This reader brings together in one core volume the essential readings that have emerged in Digital Humanities. It provides a historical overview of how the term ’Humanities Computing’ developed into the term ’Digital Humanities’, and highlight core readings which explore the meaning, scope, and implementation of the field.
Digital_Humanities is a report on the state of contemporary knowledge production. Answering the question “What is digital humanities?,” it provides an in-depth examination of an emerging field. This volume explores methodologies and techniques unfamiliar to traditional modes of humanistic inquiry to show their relevance for contemporary culture.
Confronting the digital revolution in academia, this book examines the application of new computational techniques and visualization technologies in the Arts & Humanities. Uniting differing perspectives, leading and emerging scholars discuss the theoretical and practical challenges that computation raises for these disciplines.
Can established humanities methods coexist with computational thinking? It is one of the major questions in humanities research today, as scholars increasingly adopt sophisticated data science for their work. James E. Dobson explores the opportunities and complications faced by humanists in this new era. Though the study and interpretation of texts alongside sophisticated computational tools can serve scholarship, these methods cannot replace existing frameworks.
The essays in this collection offer a timely intervention in digital humanities scholarship, bringing together established and emerging scholars from a variety of humanities disciplines across the world.

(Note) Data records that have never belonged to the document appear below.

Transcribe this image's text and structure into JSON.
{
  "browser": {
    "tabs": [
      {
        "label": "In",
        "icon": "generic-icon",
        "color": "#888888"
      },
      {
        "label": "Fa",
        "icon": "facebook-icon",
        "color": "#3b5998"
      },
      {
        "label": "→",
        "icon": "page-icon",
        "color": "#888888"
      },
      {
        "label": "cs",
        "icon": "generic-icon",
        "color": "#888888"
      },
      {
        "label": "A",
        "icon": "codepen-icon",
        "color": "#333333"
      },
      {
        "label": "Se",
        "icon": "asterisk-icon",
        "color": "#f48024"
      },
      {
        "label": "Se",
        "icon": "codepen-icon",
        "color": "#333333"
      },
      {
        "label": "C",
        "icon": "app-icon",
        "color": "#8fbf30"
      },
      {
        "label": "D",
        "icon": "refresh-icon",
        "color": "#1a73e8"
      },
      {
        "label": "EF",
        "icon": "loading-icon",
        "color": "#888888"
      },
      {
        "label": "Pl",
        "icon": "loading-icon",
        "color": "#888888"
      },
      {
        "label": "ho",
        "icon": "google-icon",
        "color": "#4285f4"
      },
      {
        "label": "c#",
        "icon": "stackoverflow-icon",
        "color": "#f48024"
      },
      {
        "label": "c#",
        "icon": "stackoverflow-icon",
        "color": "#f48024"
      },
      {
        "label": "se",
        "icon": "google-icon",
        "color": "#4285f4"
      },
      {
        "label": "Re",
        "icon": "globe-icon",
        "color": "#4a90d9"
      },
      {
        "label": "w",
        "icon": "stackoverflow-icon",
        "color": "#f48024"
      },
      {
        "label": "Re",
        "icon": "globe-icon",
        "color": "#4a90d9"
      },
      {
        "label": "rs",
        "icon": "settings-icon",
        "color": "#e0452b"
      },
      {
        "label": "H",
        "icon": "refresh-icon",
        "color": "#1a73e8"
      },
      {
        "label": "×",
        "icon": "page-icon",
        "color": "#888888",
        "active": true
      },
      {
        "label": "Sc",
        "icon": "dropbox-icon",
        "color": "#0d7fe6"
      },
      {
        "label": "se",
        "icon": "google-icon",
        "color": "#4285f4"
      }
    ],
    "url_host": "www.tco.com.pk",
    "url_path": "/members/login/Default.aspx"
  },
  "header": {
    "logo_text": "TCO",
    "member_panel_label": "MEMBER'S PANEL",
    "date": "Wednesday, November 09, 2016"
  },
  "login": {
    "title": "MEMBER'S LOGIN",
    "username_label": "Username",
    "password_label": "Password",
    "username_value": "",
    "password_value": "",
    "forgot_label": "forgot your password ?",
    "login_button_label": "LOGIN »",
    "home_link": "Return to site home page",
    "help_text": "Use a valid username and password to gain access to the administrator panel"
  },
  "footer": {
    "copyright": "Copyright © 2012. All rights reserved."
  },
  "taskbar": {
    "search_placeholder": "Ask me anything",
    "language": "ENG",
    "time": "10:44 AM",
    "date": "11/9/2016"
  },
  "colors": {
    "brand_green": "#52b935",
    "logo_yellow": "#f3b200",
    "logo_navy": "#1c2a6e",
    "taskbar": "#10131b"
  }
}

Exploring Big Historical Data describes and demonstrates the ways big data can be explored to construct cultural heritage knowledge, for research, and in teaching and learning. It helps humanities scholars to grasp big data in order to do their work, whether that means understanding the underlying algorithms at work in search engines, or designing and using their own tools to process large amounts of information.
This volume introduces the reader to the wide range of methods that digital humanities employ, and offers a practical guide to the study, interpretation, and presentation of cultural material and practices.
This edition has been extensively revised to reflect changes in technology, digital humanities methods and practices, and institutional culture surrounding the valuation and publication of digital scholarship since the original Companion to Digital Humanities.
Bodies of Information assembles leading voices in the digital humanities, showcasing feminist contributions to a panoply of topics, including ubiquitous computing, game studies, new materialisms, hashtag activism, hacktivism, and campaigns against online misogyny. Taking intersectional feminism as the starting point for doing digital humanities, Bodies of Information is diverse in discipline, identity, location, and method.
Debates in the Digital Humanities brings together leading figures in the field of digital humanities to explore its theories, methods, and practices and to clarify its multiple possibilities and tensions.
As digital humanities has expanded in scope and content, questions of how to negotiate the overlapping influences of race, class, gender, sexuality, nation, and other dimensions that shape data, archives, and methodologies have come to the fore. Taking up these concerns, the authors in this volume explore their effects on the methodological, political, and ethical practices of digital humanities.
New Digital Worlds traces the formation of postcolonial studies and digital humanities as fields, identifying how they can intervene in knowledge production in the digital age. Roopika Risam examines the role of colonial violence in the development of digital archives and the possibilities of postcolonial digital archives for resisting this violence.
The book encapsulates a cultural shift for libraries and librarians and presents a collection of authors who reflect on the collaborations they have formed around digital humanities work. Authors examine a range of issues, including labor equity, digital infrastructure, digital pedagogy, and community partnerships.
"Digital Humanities in the Library” is a collection of essays focusing on the role of the subject specialist in creating, supporting and promoting digital humanities projects. Chapter authors include experts from diverse areas, such as humanities subject specialists, digital humanities librarians, special collections librarians and professors and graduate students from many disciplines.
Laying the Foundation: Digital Humanities in Academic Libraries examines the library’s role in the development, implementation, and instruction of successful digital humanities projects. It pays special attention to the critical role of librarians in building sustainable programs. It also examines how libraries can support the use of digital scholarship tools and techniques in undergraduate education.